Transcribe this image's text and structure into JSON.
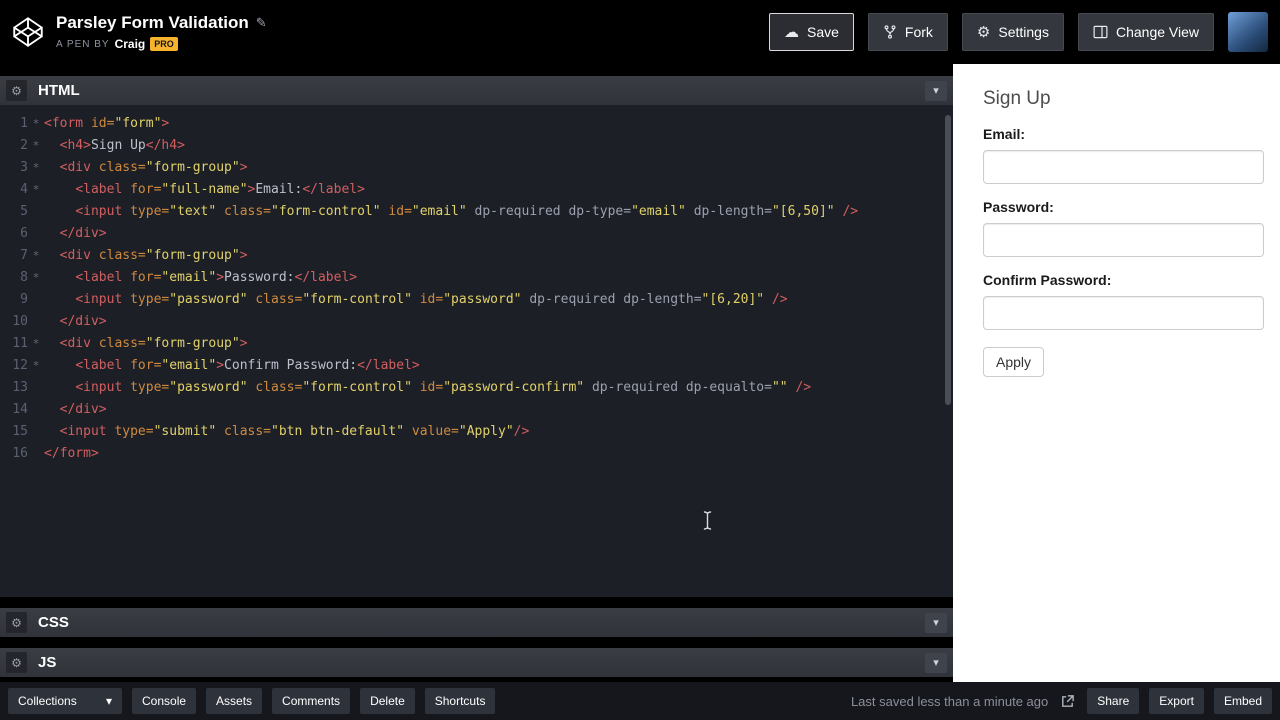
{
  "colors": {
    "header_bg": "#000000",
    "editor_bg": "#1d1f27",
    "panel_bar_bg": "#34373e",
    "preview_bg": "#ffffff",
    "pro_badge_bg": "#f7b32d",
    "tag_color": "#d25f5f",
    "attr_color": "#d08a3e",
    "string_color": "#e0d169",
    "plain_text_color": "#bcc1cc",
    "footer_bg": "#15171c"
  },
  "header": {
    "title": "Parsley Form Validation",
    "byline_label": "A PEN BY",
    "author": "Craig",
    "pro_badge": "PRO",
    "save_label": "Save",
    "fork_label": "Fork",
    "settings_label": "Settings",
    "change_view_label": "Change View"
  },
  "editors": {
    "html_title": "HTML",
    "css_title": "CSS",
    "js_title": "JS",
    "code_lines": [
      {
        "n": 1,
        "fold": true,
        "tokens": [
          [
            "tag",
            "<form "
          ],
          [
            "attr",
            "id="
          ],
          [
            "str",
            "\"form\""
          ],
          [
            "tag",
            ">"
          ]
        ]
      },
      {
        "n": 2,
        "fold": true,
        "tokens": [
          [
            "plain",
            "  "
          ],
          [
            "tag",
            "<h4>"
          ],
          [
            "text",
            "Sign Up"
          ],
          [
            "tag",
            "</h4>"
          ]
        ]
      },
      {
        "n": 3,
        "fold": true,
        "tokens": [
          [
            "plain",
            "  "
          ],
          [
            "tag",
            "<div "
          ],
          [
            "attr",
            "class="
          ],
          [
            "str",
            "\"form-group\""
          ],
          [
            "tag",
            ">"
          ]
        ]
      },
      {
        "n": 4,
        "fold": true,
        "tokens": [
          [
            "plain",
            "    "
          ],
          [
            "tag",
            "<label "
          ],
          [
            "attr",
            "for="
          ],
          [
            "str",
            "\"full-name\""
          ],
          [
            "tag",
            ">"
          ],
          [
            "text",
            "Email:"
          ],
          [
            "tag",
            "</label>"
          ]
        ]
      },
      {
        "n": 5,
        "fold": false,
        "tokens": [
          [
            "plain",
            "    "
          ],
          [
            "tag",
            "<input "
          ],
          [
            "attr",
            "type="
          ],
          [
            "str",
            "\"text\""
          ],
          [
            "plain",
            " "
          ],
          [
            "attr",
            "class="
          ],
          [
            "str",
            "\"form-control\""
          ],
          [
            "plain",
            " "
          ],
          [
            "attr",
            "id="
          ],
          [
            "str",
            "\"email\""
          ],
          [
            "plain",
            " "
          ],
          [
            "dp",
            "dp-required dp-type="
          ],
          [
            "str",
            "\"email\""
          ],
          [
            "plain",
            " "
          ],
          [
            "dp",
            "dp-length="
          ],
          [
            "str",
            "\"[6,50]\""
          ],
          [
            "plain",
            " "
          ],
          [
            "tag",
            "/>"
          ]
        ]
      },
      {
        "n": 6,
        "fold": false,
        "tokens": [
          [
            "plain",
            "  "
          ],
          [
            "tag",
            "</div>"
          ]
        ]
      },
      {
        "n": 7,
        "fold": true,
        "tokens": [
          [
            "plain",
            "  "
          ],
          [
            "tag",
            "<div "
          ],
          [
            "attr",
            "class="
          ],
          [
            "str",
            "\"form-group\""
          ],
          [
            "tag",
            ">"
          ]
        ]
      },
      {
        "n": 8,
        "fold": true,
        "tokens": [
          [
            "plain",
            "    "
          ],
          [
            "tag",
            "<label "
          ],
          [
            "attr",
            "for="
          ],
          [
            "str",
            "\"email\""
          ],
          [
            "tag",
            ">"
          ],
          [
            "text",
            "Password:"
          ],
          [
            "tag",
            "</label>"
          ]
        ]
      },
      {
        "n": 9,
        "fold": false,
        "tokens": [
          [
            "plain",
            "    "
          ],
          [
            "tag",
            "<input "
          ],
          [
            "attr",
            "type="
          ],
          [
            "str",
            "\"password\""
          ],
          [
            "plain",
            " "
          ],
          [
            "attr",
            "class="
          ],
          [
            "str",
            "\"form-control\""
          ],
          [
            "plain",
            " "
          ],
          [
            "attr",
            "id="
          ],
          [
            "str",
            "\"password\""
          ],
          [
            "plain",
            " "
          ],
          [
            "dp",
            "dp-required dp-length="
          ],
          [
            "str",
            "\"[6,20]\""
          ],
          [
            "plain",
            " "
          ],
          [
            "tag",
            "/>"
          ]
        ]
      },
      {
        "n": 10,
        "fold": false,
        "tokens": [
          [
            "plain",
            "  "
          ],
          [
            "tag",
            "</div>"
          ]
        ]
      },
      {
        "n": 11,
        "fold": true,
        "tokens": [
          [
            "plain",
            "  "
          ],
          [
            "tag",
            "<div "
          ],
          [
            "attr",
            "class="
          ],
          [
            "str",
            "\"form-group\""
          ],
          [
            "tag",
            ">"
          ]
        ]
      },
      {
        "n": 12,
        "fold": true,
        "tokens": [
          [
            "plain",
            "    "
          ],
          [
            "tag",
            "<label "
          ],
          [
            "attr",
            "for="
          ],
          [
            "str",
            "\"email\""
          ],
          [
            "tag",
            ">"
          ],
          [
            "text",
            "Confirm Password:"
          ],
          [
            "tag",
            "</label>"
          ]
        ]
      },
      {
        "n": 13,
        "fold": false,
        "tokens": [
          [
            "plain",
            "    "
          ],
          [
            "tag",
            "<input "
          ],
          [
            "attr",
            "type="
          ],
          [
            "str",
            "\"password\""
          ],
          [
            "plain",
            " "
          ],
          [
            "attr",
            "class="
          ],
          [
            "str",
            "\"form-control\""
          ],
          [
            "plain",
            " "
          ],
          [
            "attr",
            "id="
          ],
          [
            "str",
            "\"password-confirm\""
          ],
          [
            "plain",
            " "
          ],
          [
            "dp",
            "dp-required dp-equalto="
          ],
          [
            "str",
            "\"\""
          ],
          [
            "plain",
            " "
          ],
          [
            "tag",
            "/>"
          ]
        ]
      },
      {
        "n": 14,
        "fold": false,
        "tokens": [
          [
            "plain",
            "  "
          ],
          [
            "tag",
            "</div>"
          ]
        ]
      },
      {
        "n": 15,
        "fold": false,
        "tokens": [
          [
            "plain",
            "  "
          ],
          [
            "tag",
            "<input "
          ],
          [
            "attr",
            "type="
          ],
          [
            "str",
            "\"submit\""
          ],
          [
            "plain",
            " "
          ],
          [
            "attr",
            "class="
          ],
          [
            "str",
            "\"btn btn-default\""
          ],
          [
            "plain",
            " "
          ],
          [
            "attr",
            "value="
          ],
          [
            "str",
            "\"Apply\""
          ],
          [
            "tag",
            "/>"
          ]
        ]
      },
      {
        "n": 16,
        "fold": false,
        "tokens": [
          [
            "tag",
            "</form>"
          ]
        ]
      }
    ]
  },
  "preview": {
    "heading": "Sign Up",
    "fields": [
      {
        "label": "Email:",
        "value": "",
        "type": "text"
      },
      {
        "label": "Password:",
        "value": "",
        "type": "password"
      },
      {
        "label": "Confirm Password:",
        "value": "",
        "type": "password"
      }
    ],
    "submit_label": "Apply"
  },
  "footer": {
    "collections_label": "Collections",
    "buttons": [
      "Console",
      "Assets",
      "Comments",
      "Delete",
      "Shortcuts"
    ],
    "saved_status": "Last saved less than a minute ago",
    "right_buttons": [
      "Share",
      "Export",
      "Embed"
    ]
  }
}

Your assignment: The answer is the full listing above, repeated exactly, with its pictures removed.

Written solution:
Transcribe this image's text and structure into JSON.
{
  "colors": {
    "header_bg": "#000000",
    "editor_bg": "#1d1f27",
    "panel_bar_bg": "#34373e",
    "preview_bg": "#ffffff",
    "pro_badge_bg": "#f7b32d",
    "tag_color": "#d25f5f",
    "attr_color": "#d08a3e",
    "string_color": "#e0d169",
    "plain_text_color": "#bcc1cc",
    "footer_bg": "#15171c"
  },
  "header": {
    "title": "Parsley Form Validation",
    "byline_label": "A PEN BY",
    "author": "Craig",
    "pro_badge": "PRO",
    "save_label": "Save",
    "fork_label": "Fork",
    "settings_label": "Settings",
    "change_view_label": "Change View"
  },
  "editors": {
    "html_title": "HTML",
    "css_title": "CSS",
    "js_title": "JS",
    "code_lines": [
      {
        "n": 1,
        "fold": true,
        "tokens": [
          [
            "tag",
            "<form "
          ],
          [
            "attr",
            "id="
          ],
          [
            "str",
            "\"form\""
          ],
          [
            "tag",
            ">"
          ]
        ]
      },
      {
        "n": 2,
        "fold": true,
        "tokens": [
          [
            "plain",
            "  "
          ],
          [
            "tag",
            "<h4>"
          ],
          [
            "text",
            "Sign Up"
          ],
          [
            "tag",
            "</h4>"
          ]
        ]
      },
      {
        "n": 3,
        "fold": true,
        "tokens": [
          [
            "plain",
            "  "
          ],
          [
            "tag",
            "<div "
          ],
          [
            "attr",
            "class="
          ],
          [
            "str",
            "\"form-group\""
          ],
          [
            "tag",
            ">"
          ]
        ]
      },
      {
        "n": 4,
        "fold": true,
        "tokens": [
          [
            "plain",
            "    "
          ],
          [
            "tag",
            "<label "
          ],
          [
            "attr",
            "for="
          ],
          [
            "str",
            "\"full-name\""
          ],
          [
            "tag",
            ">"
          ],
          [
            "text",
            "Email:"
          ],
          [
            "tag",
            "</label>"
          ]
        ]
      },
      {
        "n": 5,
        "fold": false,
        "tokens": [
          [
            "plain",
            "    "
          ],
          [
            "tag",
            "<input "
          ],
          [
            "attr",
            "type="
          ],
          [
            "str",
            "\"text\""
          ],
          [
            "plain",
            " "
          ],
          [
            "attr",
            "class="
          ],
          [
            "str",
            "\"form-control\""
          ],
          [
            "plain",
            " "
          ],
          [
            "attr",
            "id="
          ],
          [
            "str",
            "\"email\""
          ],
          [
            "plain",
            " "
          ],
          [
            "dp",
            "dp-required dp-type="
          ],
          [
            "str",
            "\"email\""
          ],
          [
            "plain",
            " "
          ],
          [
            "dp",
            "dp-length="
          ],
          [
            "str",
            "\"[6,50]\""
          ],
          [
            "plain",
            " "
          ],
          [
            "tag",
            "/>"
          ]
        ]
      },
      {
        "n": 6,
        "fold": false,
        "tokens": [
          [
            "plain",
            "  "
          ],
          [
            "tag",
            "</div>"
          ]
        ]
      },
      {
        "n": 7,
        "fold": true,
        "tokens": [
          [
            "plain",
            "  "
          ],
          [
            "tag",
            "<div "
          ],
          [
            "attr",
            "class="
          ],
          [
            "str",
            "\"form-group\""
          ],
          [
            "tag",
            ">"
          ]
        ]
      },
      {
        "n": 8,
        "fold": true,
        "tokens": [
          [
            "plain",
            "    "
          ],
          [
            "tag",
            "<label "
          ],
          [
            "attr",
            "for="
          ],
          [
            "str",
            "\"email\""
          ],
          [
            "tag",
            ">"
          ],
          [
            "text",
            "Password:"
          ],
          [
            "tag",
            "</label>"
          ]
        ]
      },
      {
        "n": 9,
        "fold": false,
        "tokens": [
          [
            "plain",
            "    "
          ],
          [
            "tag",
            "<input "
          ],
          [
            "attr",
            "type="
          ],
          [
            "str",
            "\"password\""
          ],
          [
            "plain",
            " "
          ],
          [
            "attr",
            "class="
          ],
          [
            "str",
            "\"form-control\""
          ],
          [
            "plain",
            " "
          ],
          [
            "attr",
            "id="
          ],
          [
            "str",
            "\"password\""
          ],
          [
            "plain",
            " "
          ],
          [
            "dp",
            "dp-required dp-length="
          ],
          [
            "str",
            "\"[6,20]\""
          ],
          [
            "plain",
            " "
          ],
          [
            "tag",
            "/>"
          ]
        ]
      },
      {
        "n": 10,
        "fold": false,
        "tokens": [
          [
            "plain",
            "  "
          ],
          [
            "tag",
            "</div>"
          ]
        ]
      },
      {
        "n": 11,
        "fold": true,
        "tokens": [
          [
            "plain",
            "  "
          ],
          [
            "tag",
            "<div "
          ],
          [
            "attr",
            "class="
          ],
          [
            "str",
            "\"form-group\""
          ],
          [
            "tag",
            ">"
          ]
        ]
      },
      {
        "n": 12,
        "fold": true,
        "tokens": [
          [
            "plain",
            "    "
          ],
          [
            "tag",
            "<label "
          ],
          [
            "attr",
            "for="
          ],
          [
            "str",
            "\"email\""
          ],
          [
            "tag",
            ">"
          ],
          [
            "text",
            "Confirm Password:"
          ],
          [
            "tag",
            "</label>"
          ]
        ]
      },
      {
        "n": 13,
        "fold": false,
        "tokens": [
          [
            "plain",
            "    "
          ],
          [
            "tag",
            "<input "
          ],
          [
            "attr",
            "type="
          ],
          [
            "str",
            "\"password\""
          ],
          [
            "plain",
            " "
          ],
          [
            "attr",
            "class="
          ],
          [
            "str",
            "\"form-control\""
          ],
          [
            "plain",
            " "
          ],
          [
            "attr",
            "id="
          ],
          [
            "str",
            "\"password-confirm\""
          ],
          [
            "plain",
            " "
          ],
          [
            "dp",
            "dp-required dp-equalto="
          ],
          [
            "str",
            "\"\""
          ],
          [
            "plain",
            " "
          ],
          [
            "tag",
            "/>"
          ]
        ]
      },
      {
        "n": 14,
        "fold": false,
        "tokens": [
          [
            "plain",
            "  "
          ],
          [
            "tag",
            "</div>"
          ]
        ]
      },
      {
        "n": 15,
        "fold": false,
        "tokens": [
          [
            "plain",
            "  "
          ],
          [
            "tag",
            "<input "
          ],
          [
            "attr",
            "type="
          ],
          [
            "str",
            "\"submit\""
          ],
          [
            "plain",
            " "
          ],
          [
            "attr",
            "class="
          ],
          [
            "str",
            "\"btn btn-default\""
          ],
          [
            "plain",
            " "
          ],
          [
            "attr",
            "value="
          ],
          [
            "str",
            "\"Apply\""
          ],
          [
            "tag",
            "/>"
          ]
        ]
      },
      {
        "n": 16,
        "fold": false,
        "tokens": [
          [
            "tag",
            "</form>"
          ]
        ]
      }
    ]
  },
  "preview": {
    "heading": "Sign Up",
    "fields": [
      {
        "label": "Email:",
        "value": "",
        "type": "text"
      },
      {
        "label": "Password:",
        "value": "",
        "type": "password"
      },
      {
        "label": "Confirm Password:",
        "value": "",
        "type": "password"
      }
    ],
    "submit_label": "Apply"
  },
  "footer": {
    "collections_label": "Collections",
    "buttons": [
      "Console",
      "Assets",
      "Comments",
      "Delete",
      "Shortcuts"
    ],
    "saved_status": "Last saved less than a minute ago",
    "right_buttons": [
      "Share",
      "Export",
      "Embed"
    ]
  }
}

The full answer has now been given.